The benefits of a data-focused approach may be easy to understand, but execution is another matter entirely. For most airlines, the first problem lies in “bringing together all sorts of disparate silos of passenger information—booking information from transaction systems, web and mobile behavior (including searches, visits, abandoned carts), email data, customer service info, etc.—to create a single, consolidated view of the customer,” said Allyson Pelletier, vice president of marketing with Boxever, which offers a marketing platform focused on putting big data to work for the travel industry.

“Armed with this information, and the resulting insights, they can then take specific action that helps them convert more visitors on-site, secure more revenue, or increase loyalty across any channel,” Pelletier said.

At Norwegian airline Wideroe, for example, a single customer view “enables agents in the call center to understand the full history of the customer—not just the customer service history, but also their recent visits to the website or promotional emails they’ve opened,” she explained. “After they solve the customer service issue at hand, they’re in a powerful position to then recommend the most appropriate ancillary service—driving add-on revenue—or offer a complimentary upgrade, thereby driving loyalty.”

Insights garnered from a single customer view can also drive personalized messaging into various communications channels, and email is a popular starting place, Pelletier noted.

“One of our largest clients in Europe uses Boxever to understand abandoned carts and then trigger personalized emails to the abandoners,” she said. “They reported back subsequent bookings of $1 million per week from these communications.”

Boxever also cites a 21 percent reduction in customer-acquisition costs on paid media “by understanding who the customer was, where they came from and whether or not they were already a customer,” said Dave O’Flanagan, the company’s chief executive. “This way they could start to move those customers away from expensive acquisition channels to retention channels, like email, which is much cheaper.” There is also potential for a 17 percent uplift in conversion on ancillary cross-sells, such as adding hotel or car to a booking, he added.
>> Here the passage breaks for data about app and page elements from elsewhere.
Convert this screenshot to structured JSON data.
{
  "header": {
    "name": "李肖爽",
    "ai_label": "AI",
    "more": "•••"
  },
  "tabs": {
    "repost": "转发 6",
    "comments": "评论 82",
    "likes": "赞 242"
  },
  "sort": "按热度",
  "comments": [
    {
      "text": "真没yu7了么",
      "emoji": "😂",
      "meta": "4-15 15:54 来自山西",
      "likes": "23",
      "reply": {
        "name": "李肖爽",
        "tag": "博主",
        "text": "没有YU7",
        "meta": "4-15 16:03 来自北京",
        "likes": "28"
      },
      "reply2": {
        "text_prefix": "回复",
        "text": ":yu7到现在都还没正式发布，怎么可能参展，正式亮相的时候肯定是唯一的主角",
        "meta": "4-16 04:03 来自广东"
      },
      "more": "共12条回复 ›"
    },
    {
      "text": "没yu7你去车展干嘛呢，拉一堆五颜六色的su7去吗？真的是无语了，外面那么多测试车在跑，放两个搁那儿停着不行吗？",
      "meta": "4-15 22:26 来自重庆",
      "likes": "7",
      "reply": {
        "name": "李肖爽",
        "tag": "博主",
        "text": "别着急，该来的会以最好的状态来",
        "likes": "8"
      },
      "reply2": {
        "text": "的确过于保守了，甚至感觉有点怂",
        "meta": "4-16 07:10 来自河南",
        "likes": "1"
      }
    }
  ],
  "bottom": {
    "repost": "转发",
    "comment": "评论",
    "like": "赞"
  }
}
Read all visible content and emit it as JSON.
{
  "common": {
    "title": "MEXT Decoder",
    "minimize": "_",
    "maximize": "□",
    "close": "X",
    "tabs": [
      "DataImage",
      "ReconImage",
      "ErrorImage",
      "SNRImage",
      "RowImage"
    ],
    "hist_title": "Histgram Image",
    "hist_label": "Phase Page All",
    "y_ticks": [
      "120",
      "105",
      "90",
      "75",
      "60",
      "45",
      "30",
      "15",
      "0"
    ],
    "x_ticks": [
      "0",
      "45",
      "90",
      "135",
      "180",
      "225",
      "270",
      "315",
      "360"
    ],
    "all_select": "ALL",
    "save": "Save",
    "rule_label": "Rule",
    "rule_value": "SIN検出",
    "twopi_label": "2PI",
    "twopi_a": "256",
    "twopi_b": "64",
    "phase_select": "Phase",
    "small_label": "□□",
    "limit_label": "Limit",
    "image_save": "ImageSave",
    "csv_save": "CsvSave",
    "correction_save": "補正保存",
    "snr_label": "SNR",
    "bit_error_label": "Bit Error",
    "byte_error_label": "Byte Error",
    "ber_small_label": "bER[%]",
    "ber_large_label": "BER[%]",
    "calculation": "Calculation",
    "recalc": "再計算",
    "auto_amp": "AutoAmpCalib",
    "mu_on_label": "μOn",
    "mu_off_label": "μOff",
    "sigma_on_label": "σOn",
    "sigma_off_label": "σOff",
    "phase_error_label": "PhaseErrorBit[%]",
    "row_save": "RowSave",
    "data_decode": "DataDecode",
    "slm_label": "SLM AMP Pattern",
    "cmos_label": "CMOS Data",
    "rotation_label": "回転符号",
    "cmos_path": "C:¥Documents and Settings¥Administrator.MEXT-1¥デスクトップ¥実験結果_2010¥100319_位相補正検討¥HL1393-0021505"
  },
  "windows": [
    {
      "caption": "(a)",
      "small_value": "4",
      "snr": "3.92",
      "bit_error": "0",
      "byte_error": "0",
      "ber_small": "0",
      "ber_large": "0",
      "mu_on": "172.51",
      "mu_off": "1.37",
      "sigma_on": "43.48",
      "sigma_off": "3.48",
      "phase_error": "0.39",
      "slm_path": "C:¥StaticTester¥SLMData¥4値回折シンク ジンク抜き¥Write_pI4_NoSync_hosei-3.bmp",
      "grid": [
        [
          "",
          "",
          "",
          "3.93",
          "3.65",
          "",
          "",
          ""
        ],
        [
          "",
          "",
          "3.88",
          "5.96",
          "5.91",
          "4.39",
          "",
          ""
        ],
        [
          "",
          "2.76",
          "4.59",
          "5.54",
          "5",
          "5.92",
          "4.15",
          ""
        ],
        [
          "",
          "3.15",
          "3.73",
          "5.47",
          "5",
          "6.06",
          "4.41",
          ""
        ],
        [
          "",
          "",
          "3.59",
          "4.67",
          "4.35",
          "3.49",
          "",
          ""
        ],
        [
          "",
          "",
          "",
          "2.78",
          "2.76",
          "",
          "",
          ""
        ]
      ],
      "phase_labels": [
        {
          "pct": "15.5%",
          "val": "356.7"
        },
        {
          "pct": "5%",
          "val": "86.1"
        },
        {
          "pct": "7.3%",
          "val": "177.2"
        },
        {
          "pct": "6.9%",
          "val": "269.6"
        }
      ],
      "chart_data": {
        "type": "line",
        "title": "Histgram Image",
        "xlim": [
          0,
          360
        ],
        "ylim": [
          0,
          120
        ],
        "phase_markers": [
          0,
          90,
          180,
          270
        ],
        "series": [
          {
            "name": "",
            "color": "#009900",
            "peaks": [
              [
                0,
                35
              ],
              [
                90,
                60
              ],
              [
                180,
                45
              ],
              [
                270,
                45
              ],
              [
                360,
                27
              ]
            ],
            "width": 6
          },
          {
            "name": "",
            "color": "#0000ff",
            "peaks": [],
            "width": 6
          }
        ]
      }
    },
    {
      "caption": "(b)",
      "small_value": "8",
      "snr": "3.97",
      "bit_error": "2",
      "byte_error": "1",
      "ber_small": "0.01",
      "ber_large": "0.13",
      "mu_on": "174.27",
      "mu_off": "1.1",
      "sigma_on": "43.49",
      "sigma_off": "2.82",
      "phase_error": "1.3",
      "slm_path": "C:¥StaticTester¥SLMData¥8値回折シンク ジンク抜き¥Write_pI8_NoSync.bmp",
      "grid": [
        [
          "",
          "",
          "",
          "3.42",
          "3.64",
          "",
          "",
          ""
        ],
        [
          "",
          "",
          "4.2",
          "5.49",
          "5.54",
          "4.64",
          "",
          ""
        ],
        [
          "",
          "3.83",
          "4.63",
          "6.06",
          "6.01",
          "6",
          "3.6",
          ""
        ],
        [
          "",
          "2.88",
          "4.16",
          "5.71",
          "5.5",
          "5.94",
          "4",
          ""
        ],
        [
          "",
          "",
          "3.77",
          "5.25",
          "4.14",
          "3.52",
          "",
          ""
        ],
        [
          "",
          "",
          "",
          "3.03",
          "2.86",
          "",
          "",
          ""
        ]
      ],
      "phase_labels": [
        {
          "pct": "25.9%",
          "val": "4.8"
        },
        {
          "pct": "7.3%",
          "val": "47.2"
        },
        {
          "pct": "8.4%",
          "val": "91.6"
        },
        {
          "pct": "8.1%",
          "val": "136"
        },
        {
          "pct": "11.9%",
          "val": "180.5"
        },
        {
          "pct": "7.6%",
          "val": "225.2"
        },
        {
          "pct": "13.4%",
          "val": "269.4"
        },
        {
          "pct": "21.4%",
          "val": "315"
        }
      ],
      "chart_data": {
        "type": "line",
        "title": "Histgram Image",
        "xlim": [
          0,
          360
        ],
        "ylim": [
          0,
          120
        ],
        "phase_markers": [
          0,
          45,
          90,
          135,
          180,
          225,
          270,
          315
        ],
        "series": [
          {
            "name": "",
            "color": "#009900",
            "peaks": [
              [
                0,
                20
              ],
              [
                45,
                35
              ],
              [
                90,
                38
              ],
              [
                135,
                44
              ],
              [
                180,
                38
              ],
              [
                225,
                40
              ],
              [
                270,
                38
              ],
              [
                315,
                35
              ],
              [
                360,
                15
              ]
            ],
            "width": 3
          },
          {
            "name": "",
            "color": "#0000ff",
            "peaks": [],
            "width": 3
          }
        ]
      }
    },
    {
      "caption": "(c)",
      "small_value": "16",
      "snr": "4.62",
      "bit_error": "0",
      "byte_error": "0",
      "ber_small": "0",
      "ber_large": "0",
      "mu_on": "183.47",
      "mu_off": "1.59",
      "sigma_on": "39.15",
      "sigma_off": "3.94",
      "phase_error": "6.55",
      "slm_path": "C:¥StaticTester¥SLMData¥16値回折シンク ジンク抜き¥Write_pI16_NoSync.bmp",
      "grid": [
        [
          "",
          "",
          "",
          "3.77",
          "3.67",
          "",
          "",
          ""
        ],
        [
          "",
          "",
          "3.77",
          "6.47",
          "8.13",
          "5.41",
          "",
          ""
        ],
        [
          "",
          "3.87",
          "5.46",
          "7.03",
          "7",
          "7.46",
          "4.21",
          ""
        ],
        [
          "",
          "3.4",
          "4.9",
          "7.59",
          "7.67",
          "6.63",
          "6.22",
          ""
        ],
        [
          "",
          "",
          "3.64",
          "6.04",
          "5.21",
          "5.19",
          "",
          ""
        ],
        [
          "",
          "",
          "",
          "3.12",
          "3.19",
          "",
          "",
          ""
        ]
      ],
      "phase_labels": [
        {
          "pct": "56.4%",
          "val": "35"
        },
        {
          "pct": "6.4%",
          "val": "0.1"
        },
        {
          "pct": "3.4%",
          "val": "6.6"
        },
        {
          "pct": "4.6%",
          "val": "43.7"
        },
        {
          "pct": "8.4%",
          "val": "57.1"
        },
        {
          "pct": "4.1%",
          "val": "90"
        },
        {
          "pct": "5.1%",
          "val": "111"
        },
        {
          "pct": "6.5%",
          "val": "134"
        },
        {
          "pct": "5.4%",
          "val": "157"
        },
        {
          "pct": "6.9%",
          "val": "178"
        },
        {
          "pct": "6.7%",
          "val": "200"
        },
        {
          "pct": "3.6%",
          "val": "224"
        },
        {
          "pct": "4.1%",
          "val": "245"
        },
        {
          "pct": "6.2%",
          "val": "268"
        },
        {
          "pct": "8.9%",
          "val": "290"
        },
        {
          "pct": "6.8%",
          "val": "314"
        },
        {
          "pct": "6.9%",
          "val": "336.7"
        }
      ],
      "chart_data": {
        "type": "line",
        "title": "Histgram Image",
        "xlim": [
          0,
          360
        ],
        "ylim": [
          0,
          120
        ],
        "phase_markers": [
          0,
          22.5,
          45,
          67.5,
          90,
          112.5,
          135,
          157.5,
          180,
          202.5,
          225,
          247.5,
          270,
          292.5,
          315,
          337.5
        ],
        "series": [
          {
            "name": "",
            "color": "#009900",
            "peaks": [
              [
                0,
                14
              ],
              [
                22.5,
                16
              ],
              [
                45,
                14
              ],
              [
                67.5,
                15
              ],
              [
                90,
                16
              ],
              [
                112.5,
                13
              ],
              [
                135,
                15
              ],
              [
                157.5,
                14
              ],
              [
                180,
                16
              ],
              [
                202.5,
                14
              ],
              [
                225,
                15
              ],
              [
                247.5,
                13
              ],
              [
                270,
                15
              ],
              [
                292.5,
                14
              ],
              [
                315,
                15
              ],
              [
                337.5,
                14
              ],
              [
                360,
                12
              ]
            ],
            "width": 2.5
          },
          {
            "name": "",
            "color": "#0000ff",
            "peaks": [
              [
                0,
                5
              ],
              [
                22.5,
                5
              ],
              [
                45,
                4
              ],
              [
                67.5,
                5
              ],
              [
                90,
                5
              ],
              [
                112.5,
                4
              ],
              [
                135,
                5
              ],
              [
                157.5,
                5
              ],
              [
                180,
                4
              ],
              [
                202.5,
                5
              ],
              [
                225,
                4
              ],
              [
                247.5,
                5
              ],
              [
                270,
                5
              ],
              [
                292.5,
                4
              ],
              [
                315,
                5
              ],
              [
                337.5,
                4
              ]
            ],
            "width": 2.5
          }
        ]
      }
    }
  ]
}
‘Few companies are really leveraging big data’

Exciting though those benefits may be, there’s an even bigger pool of potential payoffs remaining untouched. “Surprisingly few [airline] companies are really leveraging big data today,” O’Flanagan said.

Indeed, “I’ve not seen a single major airline with an integrated ‘big data’ business solution, nor an airline with a plan to integrate such a program,” said Richard Eastman, founder and president of The Eastman Group, which builds travel software.
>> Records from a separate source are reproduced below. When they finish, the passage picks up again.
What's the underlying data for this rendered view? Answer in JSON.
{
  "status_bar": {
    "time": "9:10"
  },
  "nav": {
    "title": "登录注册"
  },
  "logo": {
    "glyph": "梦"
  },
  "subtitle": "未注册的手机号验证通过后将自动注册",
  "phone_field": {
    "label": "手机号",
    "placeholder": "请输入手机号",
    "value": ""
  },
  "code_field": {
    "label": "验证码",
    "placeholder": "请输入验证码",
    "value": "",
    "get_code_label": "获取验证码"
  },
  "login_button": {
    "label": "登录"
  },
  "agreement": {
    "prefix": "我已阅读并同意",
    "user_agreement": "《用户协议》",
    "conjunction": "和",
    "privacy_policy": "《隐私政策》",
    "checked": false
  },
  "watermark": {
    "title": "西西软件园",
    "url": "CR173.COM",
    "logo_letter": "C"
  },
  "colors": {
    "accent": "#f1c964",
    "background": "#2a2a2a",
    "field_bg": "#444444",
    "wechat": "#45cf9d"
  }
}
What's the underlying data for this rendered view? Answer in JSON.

That depends on how one defines big data, however. “The airlines will tell you they ‘have it all’ without really knowing or understanding what ‘big data’ really is,” Eastman said. “Airline managements remain so focused on selling seats with their existing inventory systems that they have ignored buyer information needs as well as the tools that would enable them to reach out to buyers and travelers to serve those needs—let alone, reach buyers at decision-making moments.”

Marketing, flight operations and crew operations are all areas of rich opportunity, O’Flanagan said.

“I think there’s still a huge unmet need in the marketing and customer experience area,” he said. “Companies like Google are trying to be the ultimate assistant with technologies like Google Now. I think there’s a huge opportunity for airlines to create a helpful travel assistant that knows what I need before I do by combining data with mobile—helping people through airports, in-destination, right throughout the whole travel journey.

“Imagine a travel application that knows where I am, that I’m traveling with my family and that the weather is bad on our beach holiday. It could start to offer alternative itineraries close by that are family-friendly and not weather-dependent. These are truly valuable things an airline could do for me if they could use big data effectively and join the dots between me, my travel experience and environmental factors affecting that.”

via:fortunechina 译者:朴成奎